The Grand Poobah shared the following recently and which struck me as just the thing to put in here - for it amounts to someone inventing a moving still akin to those seen on the front page of Harry Potter's famous newspaper."You know how people sometimes say that jazz is the only truly American art form? Animated GIFs are like the jazz of the internet: they could only exist, and be created and appreciated, online. That said, PopTart Cat is not exactly on par with Thelonious Monk. But photographer Jamie Beck and motion graphics artist Kevin Burg may have finally found a way to elevate the animated GIF to a level approaching fine art, with their "cinemagraphs" -- elegant, subtly animated creations that are "something more than a photo but less than a video." - fastcodesignAnd sadly, they won't work in here; Movable Type doesn't like animated gifs. It's easily solved however, just visit Far Better Than 3-D: Animated GIFs That Savor A Passing Moment to see an assortment in play!
Marie writes: In a move which didn't fail to put a subversive smile on my face, works by the mysterious graffiti artist Banksy began to appear recently in Hollywood as Academy Awards voters prepared to judge Exit Through the Gift Shop, which is up for best Documentary. (Click to enlarge.)

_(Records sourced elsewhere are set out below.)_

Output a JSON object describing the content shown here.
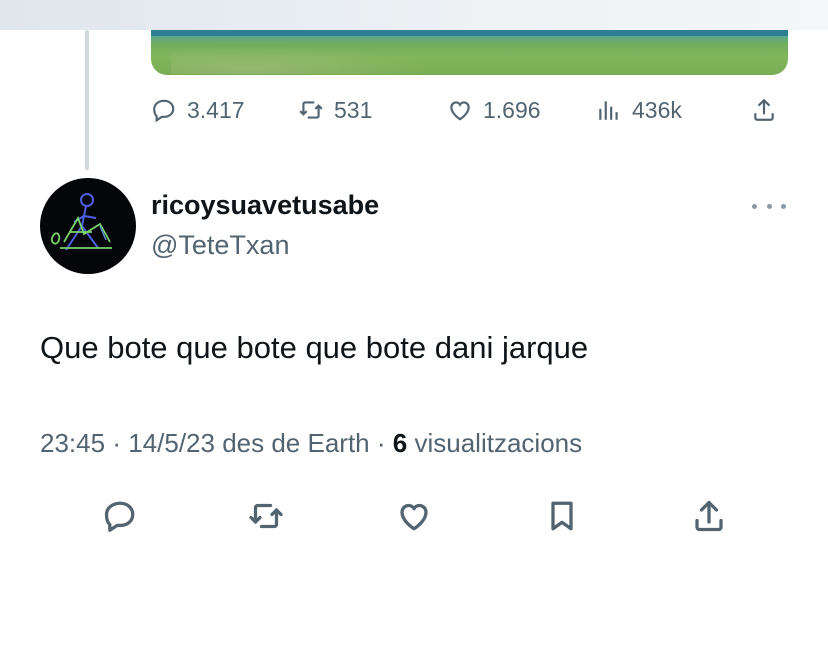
{
  "parent_tweet": {
    "stats": {
      "replies": "3.417",
      "retweets": "531",
      "likes": "1.696",
      "views": "436k"
    }
  },
  "tweet": {
    "display_name": "ricoysuavetusabe",
    "handle": "@TeteTxan",
    "text": "Que bote que bote que bote dani jarque",
    "time": "23:45",
    "date": "14/5/23",
    "source": "des de Earth",
    "views_count": "6",
    "views_label": "visualitzacions",
    "separator": "·"
  },
  "icons": {
    "reply": "reply-icon",
    "retweet": "retweet-icon",
    "like": "heart-icon",
    "views": "views-icon",
    "share": "share-icon",
    "bookmark": "bookmark-icon",
    "more": "more-icon"
  },
  "colors": {
    "text_primary": "#0f1419",
    "text_secondary": "#536471",
    "thread_line": "#cfd9de"
  }
}
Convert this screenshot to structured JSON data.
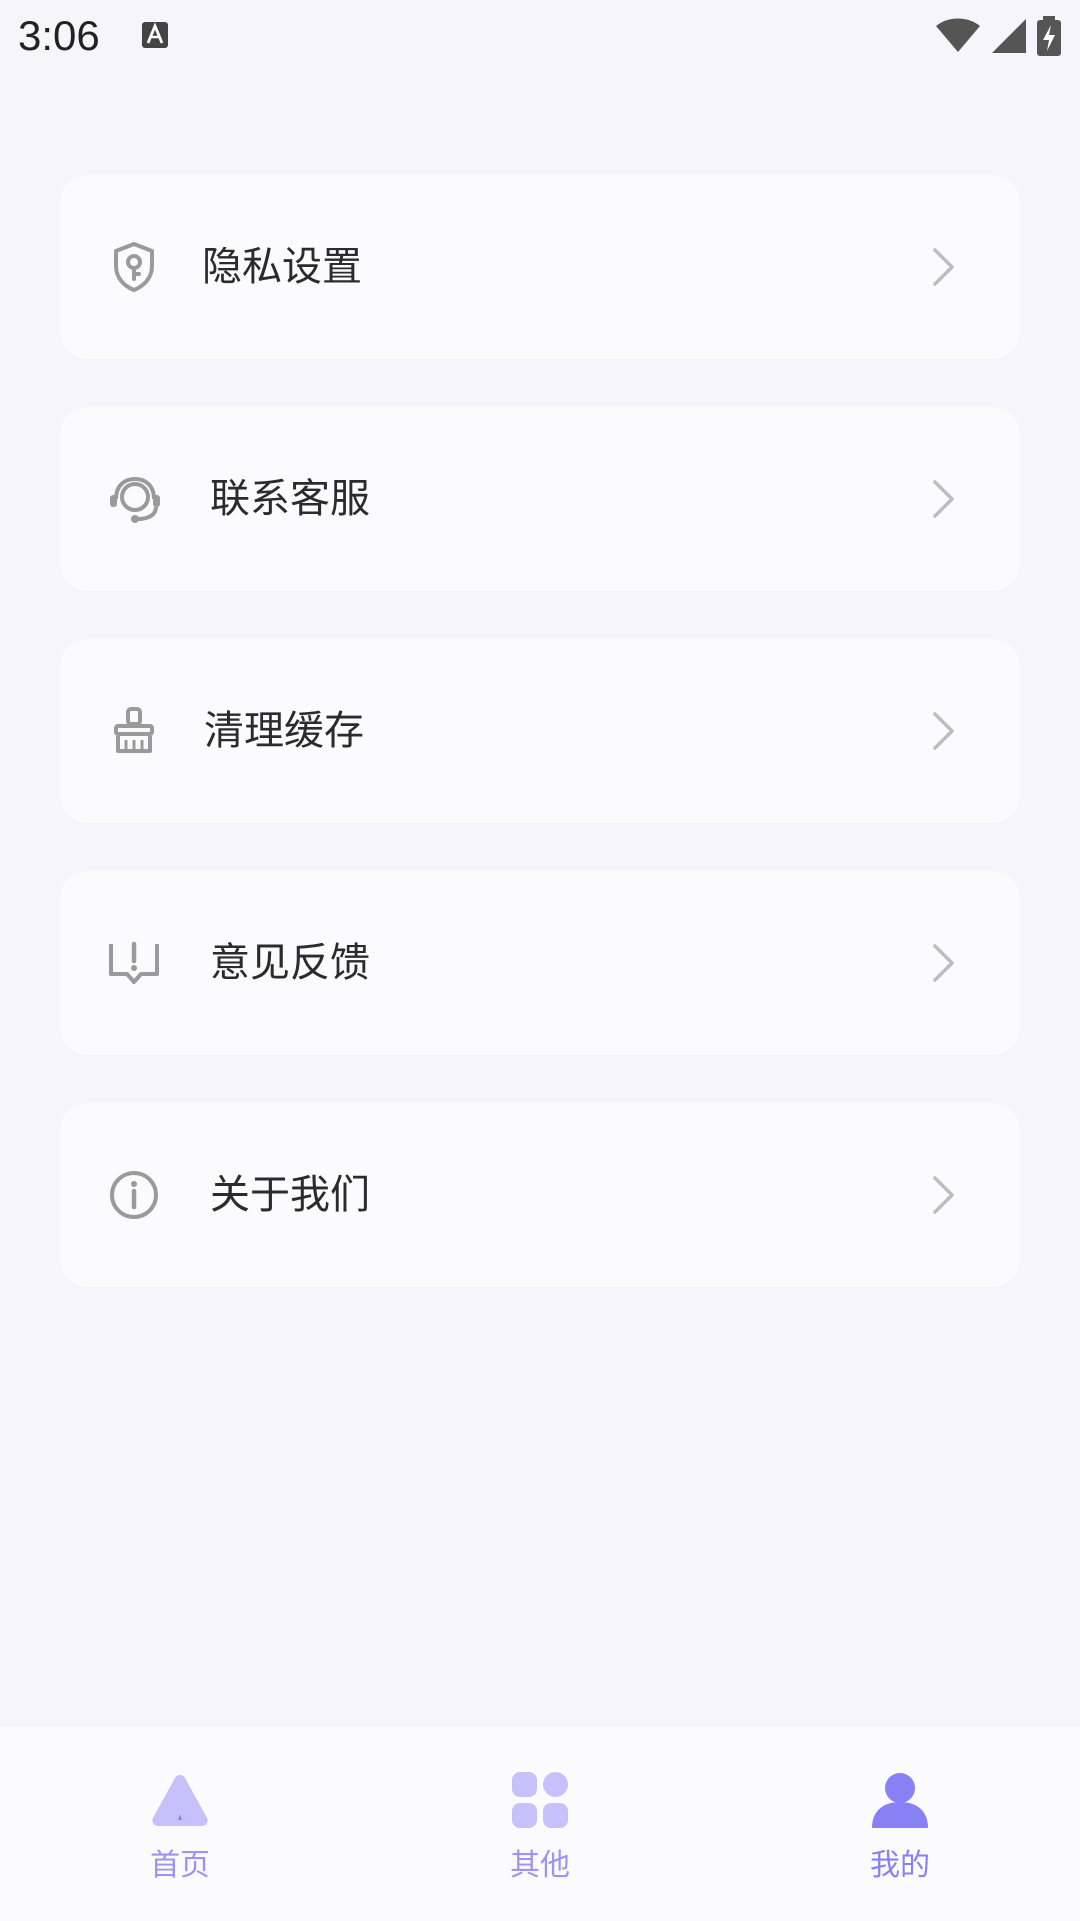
{
  "status_bar": {
    "time": "3:06",
    "icons": [
      "text-input-icon",
      "wifi-icon",
      "signal-icon",
      "battery-charging-icon"
    ]
  },
  "menu": {
    "items": [
      {
        "label": "隐私设置",
        "icon": "shield-key-icon"
      },
      {
        "label": "联系客服",
        "icon": "headset-icon"
      },
      {
        "label": "清理缓存",
        "icon": "broom-icon"
      },
      {
        "label": "意见反馈",
        "icon": "feedback-icon"
      },
      {
        "label": "关于我们",
        "icon": "info-icon"
      }
    ]
  },
  "tabs": [
    {
      "label": "首页",
      "icon": "home-icon",
      "active": false
    },
    {
      "label": "其他",
      "icon": "grid-icon",
      "active": false
    },
    {
      "label": "我的",
      "icon": "profile-icon",
      "active": true
    }
  ],
  "colors": {
    "background": "#f7f5fc",
    "card": "#fbfafd",
    "text": "#2b2b2b",
    "icon_gray": "#9a9a9a",
    "tab_active": "#8a80f6",
    "tab_inactive_icon": "#c7c1fb",
    "tab_label": "#9d93f1"
  }
}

The most controversial thus far was painted on a billboard directly opposite the Directors Guild of America HQ on Sunset Boulevard. A poster advertising The Light Group (a property, nightclub and restaurant developer) was stenciled over with images of a cocktail-guzzling Mickey Mouse grasping a woman's breast. As it was being removed, a scuffle broke out between workmen and a man claiming the poster was his "property" - presumably triggered by the fact that an authentic piece by Banksy is worth thousands. To read more visit Banksy targets LA ahead of Oscars at the Guardian. And to see more pictures go HERE.
The Grand Poobah writes: I saw this stag in the Michigan woods near our country place, where I am still working on my memoir. (click to enlarge)
The French word frisson describes something English has no better word for: a brief intense reaction, usually a feeling of excitement, recognition, or terror. It's often accompanied by a physical shudder, but not so much when you're web surfing.
You know how it happens. You're clicking here or clicking there, and suddenly you have the OMG moment. In recent days, for example, I felt frissons when learning that Gary Coleman had died, that most of the spilled oil was underwater, that Joe McGinness had moved in next to the Palins, that a group of priests' mistresses had started their own Facebook group, and that Bill Nye the Science Guy says "to prevent Computer Vision Syndrome, every 20 minutes, spend 20 seconds looking 20 feet away."
Dennis Hopper's career began as an actor of alienation in movies like "Rebel Without a Cause." His career as a director began with "Easy Rider." His career as an art collector began went he bought one of Andy Warhol's soup can paintings for $75. His career as a drug abuser began at around the same time, and he told me, simply and factually, "I spent some time in a rubber room."